__TASK PROMPT__
Retype every entry word for word. Omit the pictures.

__STORED DATA__
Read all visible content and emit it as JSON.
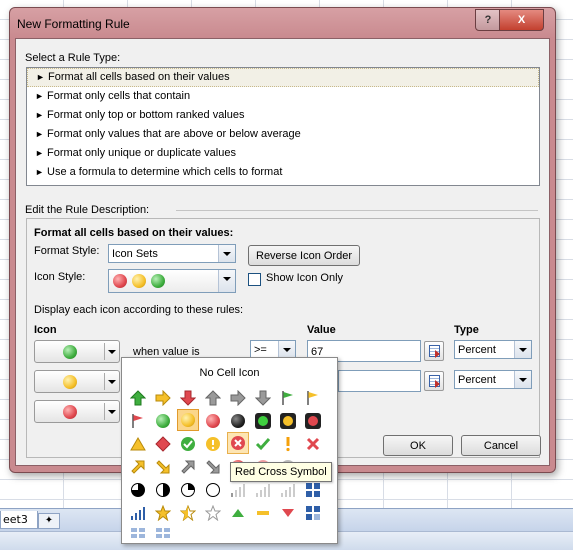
{
  "dialog": {
    "title": "New Formatting Rule",
    "help_label": "?",
    "close_label": "X"
  },
  "sheet": {
    "tab_label": "eet3"
  },
  "rule_type": {
    "heading": "Select a Rule Type:",
    "items": [
      "Format all cells based on their values",
      "Format only cells that contain",
      "Format only top or bottom ranked values",
      "Format only values that are above or below average",
      "Format only unique or duplicate values",
      "Use a formula to determine which cells to format"
    ],
    "selected_index": 0
  },
  "description": {
    "heading": "Edit the Rule Description:",
    "subheading": "Format all cells based on their values:",
    "format_style_label": "Format Style:",
    "format_style_value": "Icon Sets",
    "reverse_button": "Reverse Icon Order",
    "icon_style_label": "Icon Style:",
    "show_icon_only_label": "Show Icon Only",
    "rules_label": "Display each icon according to these rules:",
    "col_icon": "Icon",
    "col_value": "Value",
    "col_type": "Type",
    "rows": [
      {
        "icon_color": "#3fae3f",
        "condition": "when value is",
        "operator": ">=",
        "value": "67",
        "type": "Percent"
      },
      {
        "icon_color": "#f5c02a",
        "condition": "",
        "operator": "",
        "value": "",
        "type": "Percent"
      },
      {
        "icon_color": "#e0484f",
        "condition": "",
        "operator": "",
        "value": "",
        "type": ""
      }
    ]
  },
  "buttons": {
    "ok": "OK",
    "cancel": "Cancel"
  },
  "icon_picker": {
    "header": "No Cell Icon",
    "tooltip": "Red Cross Symbol"
  },
  "colors": {
    "green": "#3fae3f",
    "yellow": "#f5c02a",
    "red": "#e0484f",
    "highlight": "#fbd68b",
    "dialog_frame": "#c98a8f"
  }
}
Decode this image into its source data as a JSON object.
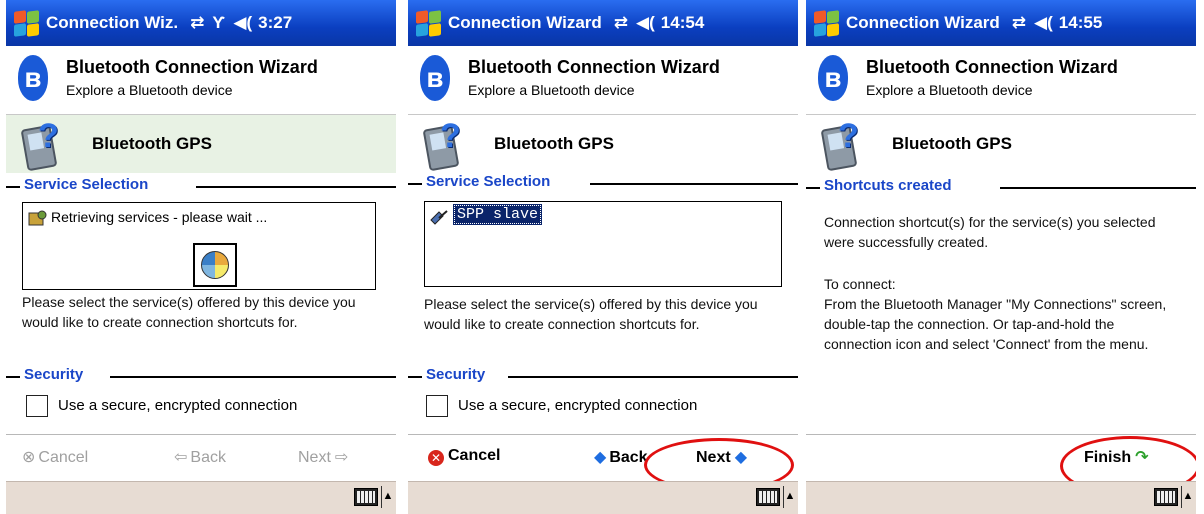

__ANSWER BOX__
Read all visible content and emit it as JSON.
{
  "dialog": {
    "title": "New Formatting Rule",
    "help_label": "?",
    "close_label": "X"
  },
  "sheet": {
    "tab_label": "eet3"
  },
  "rule_type": {
    "heading": "Select a Rule Type:",
    "items": [
      "Format all cells based on their values",
      "Format only cells that contain",
      "Format only top or bottom ranked values",
      "Format only values that are above or below average",
      "Format only unique or duplicate values",
      "Use a formula to determine which cells to format"
    ],
    "selected_index": 0
  },
  "description": {
    "heading": "Edit the Rule Description:",
    "subheading": "Format all cells based on their values:",
    "format_style_label": "Format Style:",
    "format_style_value": "Icon Sets",
    "reverse_button": "Reverse Icon Order",
    "icon_style_label": "Icon Style:",
    "show_icon_only_label": "Show Icon Only",
    "rules_label": "Display each icon according to these rules:",
    "col_icon": "Icon",
    "col_value": "Value",
    "col_type": "Type",
    "rows": [
      {
        "icon_color": "#3fae3f",
        "condition": "when value is",
        "operator": ">=",
        "value": "67",
        "type": "Percent"
      },
      {
        "icon_color": "#f5c02a",
        "condition": "",
        "operator": "",
        "value": "",
        "type": "Percent"
      },
      {
        "icon_color": "#e0484f",
        "condition": "",
        "operator": "",
        "value": "",
        "type": ""
      }
    ]
  },
  "buttons": {
    "ok": "OK",
    "cancel": "Cancel"
  },
  "icon_picker": {
    "header": "No Cell Icon",
    "tooltip": "Red Cross Symbol"
  },
  "colors": {
    "green": "#3fae3f",
    "yellow": "#f5c02a",
    "red": "#e0484f",
    "highlight": "#fbd68b",
    "dialog_frame": "#c98a8f"
  }
}
Decode this image into its source data as a JSON object.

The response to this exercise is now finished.